BRIDGEWATER, NJ - Referencing an incident at the Bridgewater-Raritan Middle School, superintendent Russell Lazovick said Tuesday that students need to see good models of digital citizenship to counteract the negative reality of social media.
Although he declined to give specifics, Lazovick said that administration at the middle school have recently been forced to deal with the spreading of false information regarding threats at the middle school.
Lazovick encouraged everyone to confirm information before disseminating it on social media, and to remember the victims of any kind of negative use of social media.
“Report things to a responsible adult,” he said. “The sooner we become apprised of an issue, the sooner we can deal with it.”
Below is the message in its entirety that Lazovick sent to members of the BRMS community earlier this week regarding the issue:
“Parents and Guardians,
Over the past eighteen hours, we have received hundreds of communications regarding alleged events at the middle school.
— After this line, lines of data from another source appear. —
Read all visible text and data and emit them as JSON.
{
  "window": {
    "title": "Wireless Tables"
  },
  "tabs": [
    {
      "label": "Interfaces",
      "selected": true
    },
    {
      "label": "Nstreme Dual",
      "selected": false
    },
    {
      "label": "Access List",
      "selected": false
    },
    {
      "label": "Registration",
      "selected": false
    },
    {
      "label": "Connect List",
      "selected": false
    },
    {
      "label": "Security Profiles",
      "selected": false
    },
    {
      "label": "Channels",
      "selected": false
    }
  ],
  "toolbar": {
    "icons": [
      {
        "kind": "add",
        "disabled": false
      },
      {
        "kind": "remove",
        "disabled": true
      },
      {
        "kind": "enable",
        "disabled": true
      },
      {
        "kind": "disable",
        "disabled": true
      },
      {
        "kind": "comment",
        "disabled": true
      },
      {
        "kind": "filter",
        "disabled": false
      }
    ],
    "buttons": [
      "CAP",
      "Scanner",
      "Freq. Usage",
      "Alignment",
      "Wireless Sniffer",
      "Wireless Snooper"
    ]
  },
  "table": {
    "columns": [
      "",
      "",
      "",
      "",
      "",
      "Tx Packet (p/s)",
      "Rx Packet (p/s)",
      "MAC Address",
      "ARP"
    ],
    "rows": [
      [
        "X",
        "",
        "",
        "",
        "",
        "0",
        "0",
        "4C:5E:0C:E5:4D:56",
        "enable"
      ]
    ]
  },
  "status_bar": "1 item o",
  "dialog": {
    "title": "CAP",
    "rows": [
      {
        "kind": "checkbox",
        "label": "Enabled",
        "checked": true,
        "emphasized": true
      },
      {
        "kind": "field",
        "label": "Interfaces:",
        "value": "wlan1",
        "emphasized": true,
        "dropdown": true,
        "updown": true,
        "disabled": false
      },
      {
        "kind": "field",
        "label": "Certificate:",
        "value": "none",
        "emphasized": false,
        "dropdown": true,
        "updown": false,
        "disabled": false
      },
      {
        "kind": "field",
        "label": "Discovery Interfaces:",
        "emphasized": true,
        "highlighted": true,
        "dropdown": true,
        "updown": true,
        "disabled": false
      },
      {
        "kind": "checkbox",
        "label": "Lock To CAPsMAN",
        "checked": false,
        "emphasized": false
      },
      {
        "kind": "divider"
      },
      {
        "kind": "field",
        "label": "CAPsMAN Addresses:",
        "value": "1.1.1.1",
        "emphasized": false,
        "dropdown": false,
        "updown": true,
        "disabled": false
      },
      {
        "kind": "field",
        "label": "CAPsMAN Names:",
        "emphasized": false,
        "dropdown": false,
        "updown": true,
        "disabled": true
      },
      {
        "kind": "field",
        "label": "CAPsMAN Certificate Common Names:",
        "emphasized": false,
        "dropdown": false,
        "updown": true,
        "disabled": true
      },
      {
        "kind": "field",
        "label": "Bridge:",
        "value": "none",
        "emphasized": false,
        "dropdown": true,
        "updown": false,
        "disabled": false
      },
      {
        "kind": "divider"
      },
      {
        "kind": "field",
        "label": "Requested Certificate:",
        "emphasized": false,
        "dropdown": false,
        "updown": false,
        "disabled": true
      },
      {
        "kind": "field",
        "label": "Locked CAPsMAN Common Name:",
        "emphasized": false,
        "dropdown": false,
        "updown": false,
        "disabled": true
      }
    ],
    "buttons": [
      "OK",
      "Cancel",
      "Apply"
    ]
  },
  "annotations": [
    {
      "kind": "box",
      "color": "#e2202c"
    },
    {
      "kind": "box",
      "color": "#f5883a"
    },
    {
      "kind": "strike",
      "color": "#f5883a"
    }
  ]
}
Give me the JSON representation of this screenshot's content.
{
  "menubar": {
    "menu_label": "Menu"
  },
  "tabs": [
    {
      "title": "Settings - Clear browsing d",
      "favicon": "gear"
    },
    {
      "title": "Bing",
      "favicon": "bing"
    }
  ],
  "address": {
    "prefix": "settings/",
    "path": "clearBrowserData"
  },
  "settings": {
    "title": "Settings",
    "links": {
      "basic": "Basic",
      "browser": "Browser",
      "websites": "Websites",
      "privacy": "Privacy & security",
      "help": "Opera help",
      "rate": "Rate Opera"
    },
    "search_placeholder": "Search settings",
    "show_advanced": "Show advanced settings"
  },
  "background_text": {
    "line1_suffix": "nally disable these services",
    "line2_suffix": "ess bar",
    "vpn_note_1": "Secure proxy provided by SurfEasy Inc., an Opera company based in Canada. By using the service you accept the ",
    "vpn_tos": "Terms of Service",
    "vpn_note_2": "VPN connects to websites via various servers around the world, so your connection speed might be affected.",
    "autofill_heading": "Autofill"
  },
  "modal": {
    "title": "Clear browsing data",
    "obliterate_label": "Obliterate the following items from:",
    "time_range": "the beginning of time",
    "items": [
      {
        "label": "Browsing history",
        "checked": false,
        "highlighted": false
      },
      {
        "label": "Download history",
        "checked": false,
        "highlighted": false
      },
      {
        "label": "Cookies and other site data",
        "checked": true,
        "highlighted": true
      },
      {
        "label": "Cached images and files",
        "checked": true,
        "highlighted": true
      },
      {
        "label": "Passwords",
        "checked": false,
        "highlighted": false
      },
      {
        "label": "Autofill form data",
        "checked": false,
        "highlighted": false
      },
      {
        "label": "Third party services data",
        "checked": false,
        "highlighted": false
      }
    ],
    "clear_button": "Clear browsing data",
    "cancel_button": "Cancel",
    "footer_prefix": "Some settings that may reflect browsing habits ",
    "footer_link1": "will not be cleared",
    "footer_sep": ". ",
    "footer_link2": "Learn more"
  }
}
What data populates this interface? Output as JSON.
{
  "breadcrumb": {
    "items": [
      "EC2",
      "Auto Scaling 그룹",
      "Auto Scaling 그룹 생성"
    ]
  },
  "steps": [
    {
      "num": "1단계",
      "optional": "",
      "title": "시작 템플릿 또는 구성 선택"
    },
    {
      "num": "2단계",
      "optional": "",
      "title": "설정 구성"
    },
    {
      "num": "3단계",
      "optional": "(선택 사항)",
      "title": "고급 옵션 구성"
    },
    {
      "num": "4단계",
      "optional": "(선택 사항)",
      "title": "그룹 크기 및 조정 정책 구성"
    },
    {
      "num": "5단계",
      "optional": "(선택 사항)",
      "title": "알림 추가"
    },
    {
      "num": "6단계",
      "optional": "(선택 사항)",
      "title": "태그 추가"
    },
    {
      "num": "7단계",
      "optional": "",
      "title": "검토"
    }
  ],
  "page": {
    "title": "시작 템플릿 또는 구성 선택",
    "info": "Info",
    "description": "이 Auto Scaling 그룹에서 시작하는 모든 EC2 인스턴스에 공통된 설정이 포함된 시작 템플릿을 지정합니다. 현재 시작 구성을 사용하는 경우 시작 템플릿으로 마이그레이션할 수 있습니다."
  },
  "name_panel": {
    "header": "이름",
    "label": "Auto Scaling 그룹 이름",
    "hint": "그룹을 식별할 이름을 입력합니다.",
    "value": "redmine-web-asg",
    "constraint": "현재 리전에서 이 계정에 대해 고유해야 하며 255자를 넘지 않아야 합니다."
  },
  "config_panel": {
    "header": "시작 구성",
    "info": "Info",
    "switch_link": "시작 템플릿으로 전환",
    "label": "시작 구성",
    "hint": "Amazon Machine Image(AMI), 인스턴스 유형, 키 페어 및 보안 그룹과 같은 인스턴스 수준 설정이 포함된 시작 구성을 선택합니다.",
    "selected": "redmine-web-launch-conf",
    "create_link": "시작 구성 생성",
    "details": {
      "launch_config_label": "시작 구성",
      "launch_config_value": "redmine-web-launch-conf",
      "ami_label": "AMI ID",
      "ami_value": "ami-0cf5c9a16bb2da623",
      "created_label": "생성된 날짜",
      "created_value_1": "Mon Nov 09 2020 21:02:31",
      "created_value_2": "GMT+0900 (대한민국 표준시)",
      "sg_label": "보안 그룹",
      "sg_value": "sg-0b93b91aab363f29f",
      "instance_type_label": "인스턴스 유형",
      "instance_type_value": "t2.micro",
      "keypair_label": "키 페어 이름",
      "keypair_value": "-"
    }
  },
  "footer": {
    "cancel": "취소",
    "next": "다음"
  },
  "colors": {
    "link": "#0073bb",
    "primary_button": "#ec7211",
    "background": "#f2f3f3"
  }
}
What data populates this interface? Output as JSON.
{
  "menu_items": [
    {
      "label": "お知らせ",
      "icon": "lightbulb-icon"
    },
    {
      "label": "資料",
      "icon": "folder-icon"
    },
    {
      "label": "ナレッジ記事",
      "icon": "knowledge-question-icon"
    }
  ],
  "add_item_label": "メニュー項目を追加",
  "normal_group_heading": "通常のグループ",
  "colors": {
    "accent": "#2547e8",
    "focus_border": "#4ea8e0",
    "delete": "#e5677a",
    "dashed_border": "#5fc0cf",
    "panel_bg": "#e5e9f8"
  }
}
Given the reach of social media and its tendency to sensationalize as much as inform, we want to keep everyone on the same page as we support our students.
The district has been in contact with the Bridgewater Police and at this time there is no credible threat to our building or students. We want to thank the students and adults who, upon receiving concerning messages, acted responsibly, not spreading these messages as fact but rather contacting either building administration or the police.
Not only has the sharing of rumor created unnecessary stress across our community, it has unfairly singled out individual students and subjected them to unfair speculation. As the police are involved, students who irresponsibly incited false public alarm are being held accountable.
Once again, we need to reinforce with our students critical skills and behaviors that will serve them well now and as they grow. We need to constantly revisit topics of safety with our students through regular, meaningful, age-appropriate conversations with them.
Finally, both at school and at home, students need to be reminded of the dangers of hearsay and how they are accountable when sharing information. Students need to remember that when they hear something or read something, it is not automatically a fact. They need to verify appropriately and report as necessary. It is important that we teach of the dangers of social media and how baseless “information” can reach a wide audience in seconds. We need to teach that we all have a responsibility to effectively verify information before spreading it as fact.
Students should not ignore concerning messages. On the contrary, they should immediately share the information with an appropriate adult. Communication is key in these situations, and students need to understand the differences between responsible action and irresponsible action.
The school-home connection is one of the most powerful partnerships we have to teach our students. Please have these conversations with your children so they hear similar messages at school and at home.
Thank you for your collaboration in teaching our students and keeping them safe.”